*What is required*.
Whenever the string "root" appears in a line below, please copy the line out.

[Web page and app entries]
____
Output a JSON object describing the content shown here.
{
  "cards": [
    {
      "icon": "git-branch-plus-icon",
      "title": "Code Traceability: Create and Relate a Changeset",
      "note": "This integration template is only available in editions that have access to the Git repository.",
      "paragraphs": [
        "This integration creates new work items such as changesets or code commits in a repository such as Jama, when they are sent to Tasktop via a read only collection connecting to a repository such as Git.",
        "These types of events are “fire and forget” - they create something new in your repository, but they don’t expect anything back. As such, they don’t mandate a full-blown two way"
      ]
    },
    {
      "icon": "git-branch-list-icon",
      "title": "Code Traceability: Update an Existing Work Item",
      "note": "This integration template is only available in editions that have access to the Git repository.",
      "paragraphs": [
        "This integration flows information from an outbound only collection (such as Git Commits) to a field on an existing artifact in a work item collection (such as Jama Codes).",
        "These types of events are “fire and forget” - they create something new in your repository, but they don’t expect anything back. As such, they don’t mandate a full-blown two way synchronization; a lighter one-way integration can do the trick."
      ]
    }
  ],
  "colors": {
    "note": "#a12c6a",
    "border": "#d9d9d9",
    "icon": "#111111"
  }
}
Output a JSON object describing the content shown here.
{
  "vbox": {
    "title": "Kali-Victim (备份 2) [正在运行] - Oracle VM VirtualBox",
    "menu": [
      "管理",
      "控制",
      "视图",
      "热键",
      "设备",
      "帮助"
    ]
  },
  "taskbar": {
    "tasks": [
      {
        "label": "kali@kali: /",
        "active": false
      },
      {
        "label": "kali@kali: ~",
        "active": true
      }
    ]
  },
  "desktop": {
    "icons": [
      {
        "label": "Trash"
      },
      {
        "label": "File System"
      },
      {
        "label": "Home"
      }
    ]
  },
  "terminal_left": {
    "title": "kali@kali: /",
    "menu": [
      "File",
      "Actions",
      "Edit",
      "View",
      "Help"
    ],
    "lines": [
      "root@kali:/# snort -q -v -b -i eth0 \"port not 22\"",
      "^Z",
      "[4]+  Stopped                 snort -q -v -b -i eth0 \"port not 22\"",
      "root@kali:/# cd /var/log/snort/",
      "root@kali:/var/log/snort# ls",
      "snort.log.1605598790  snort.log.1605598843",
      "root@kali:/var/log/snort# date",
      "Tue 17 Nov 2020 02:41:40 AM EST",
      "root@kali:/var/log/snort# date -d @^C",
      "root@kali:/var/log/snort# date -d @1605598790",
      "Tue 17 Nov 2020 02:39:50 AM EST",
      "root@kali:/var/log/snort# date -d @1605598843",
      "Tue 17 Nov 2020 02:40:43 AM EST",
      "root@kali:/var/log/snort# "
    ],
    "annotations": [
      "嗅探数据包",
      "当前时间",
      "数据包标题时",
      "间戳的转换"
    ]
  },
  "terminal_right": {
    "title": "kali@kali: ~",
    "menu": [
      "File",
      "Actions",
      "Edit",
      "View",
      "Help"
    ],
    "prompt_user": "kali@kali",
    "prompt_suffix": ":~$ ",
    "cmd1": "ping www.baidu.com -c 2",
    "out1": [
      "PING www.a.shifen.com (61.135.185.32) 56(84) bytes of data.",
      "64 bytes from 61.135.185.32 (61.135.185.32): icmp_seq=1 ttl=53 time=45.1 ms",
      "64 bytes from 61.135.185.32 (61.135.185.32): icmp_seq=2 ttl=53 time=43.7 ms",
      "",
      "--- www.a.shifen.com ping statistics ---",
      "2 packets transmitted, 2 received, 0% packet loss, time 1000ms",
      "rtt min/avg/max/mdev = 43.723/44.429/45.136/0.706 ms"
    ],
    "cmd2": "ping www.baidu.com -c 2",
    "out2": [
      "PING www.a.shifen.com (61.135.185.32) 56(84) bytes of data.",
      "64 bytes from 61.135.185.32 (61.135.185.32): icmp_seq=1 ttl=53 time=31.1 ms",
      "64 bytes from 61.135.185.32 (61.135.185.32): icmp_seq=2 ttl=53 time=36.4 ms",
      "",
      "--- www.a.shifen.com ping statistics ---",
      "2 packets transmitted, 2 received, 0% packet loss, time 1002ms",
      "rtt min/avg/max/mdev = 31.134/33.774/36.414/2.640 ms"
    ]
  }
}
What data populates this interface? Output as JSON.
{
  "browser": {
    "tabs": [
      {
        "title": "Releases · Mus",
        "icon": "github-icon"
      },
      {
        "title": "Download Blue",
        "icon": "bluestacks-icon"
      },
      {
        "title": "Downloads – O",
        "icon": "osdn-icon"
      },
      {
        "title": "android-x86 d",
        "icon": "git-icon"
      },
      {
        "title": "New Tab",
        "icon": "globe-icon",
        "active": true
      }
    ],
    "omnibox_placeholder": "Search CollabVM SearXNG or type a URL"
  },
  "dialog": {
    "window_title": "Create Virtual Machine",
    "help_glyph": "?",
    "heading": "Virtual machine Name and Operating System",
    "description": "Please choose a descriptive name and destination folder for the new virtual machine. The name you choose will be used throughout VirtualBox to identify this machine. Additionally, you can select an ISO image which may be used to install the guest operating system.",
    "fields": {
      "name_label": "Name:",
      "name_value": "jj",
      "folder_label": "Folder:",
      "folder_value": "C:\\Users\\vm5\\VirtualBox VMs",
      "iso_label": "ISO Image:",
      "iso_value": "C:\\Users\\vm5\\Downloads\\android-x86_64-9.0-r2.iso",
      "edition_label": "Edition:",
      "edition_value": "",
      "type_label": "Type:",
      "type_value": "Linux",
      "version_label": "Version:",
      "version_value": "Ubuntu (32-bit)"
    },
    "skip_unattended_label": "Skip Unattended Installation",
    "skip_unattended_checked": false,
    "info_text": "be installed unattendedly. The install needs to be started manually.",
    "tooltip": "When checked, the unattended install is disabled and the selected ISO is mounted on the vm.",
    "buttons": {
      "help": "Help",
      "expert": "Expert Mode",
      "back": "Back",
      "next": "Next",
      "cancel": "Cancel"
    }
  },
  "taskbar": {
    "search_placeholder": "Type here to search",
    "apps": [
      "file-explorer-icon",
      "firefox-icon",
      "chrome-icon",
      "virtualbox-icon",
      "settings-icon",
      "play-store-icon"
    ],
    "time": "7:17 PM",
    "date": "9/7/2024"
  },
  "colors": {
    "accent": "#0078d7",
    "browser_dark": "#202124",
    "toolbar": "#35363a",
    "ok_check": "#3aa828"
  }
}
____
*Exercise result*.
      "root@kali:/# snort -q -v -b -i eth0 \"port not 22\"",
      "root@kali:/# cd /var/log/snort/",
      "root@kali:/var/log/snort# ls",
      "root@kali:/var/log/snort# date",
      "root@kali:/var/log/snort# date -d @^C",
      "root@kali:/var/log/snort# date -d @1605598790",
      "root@kali:/var/log/snort# date -d @1605598843",
      "root@kali:/var/log/snort# "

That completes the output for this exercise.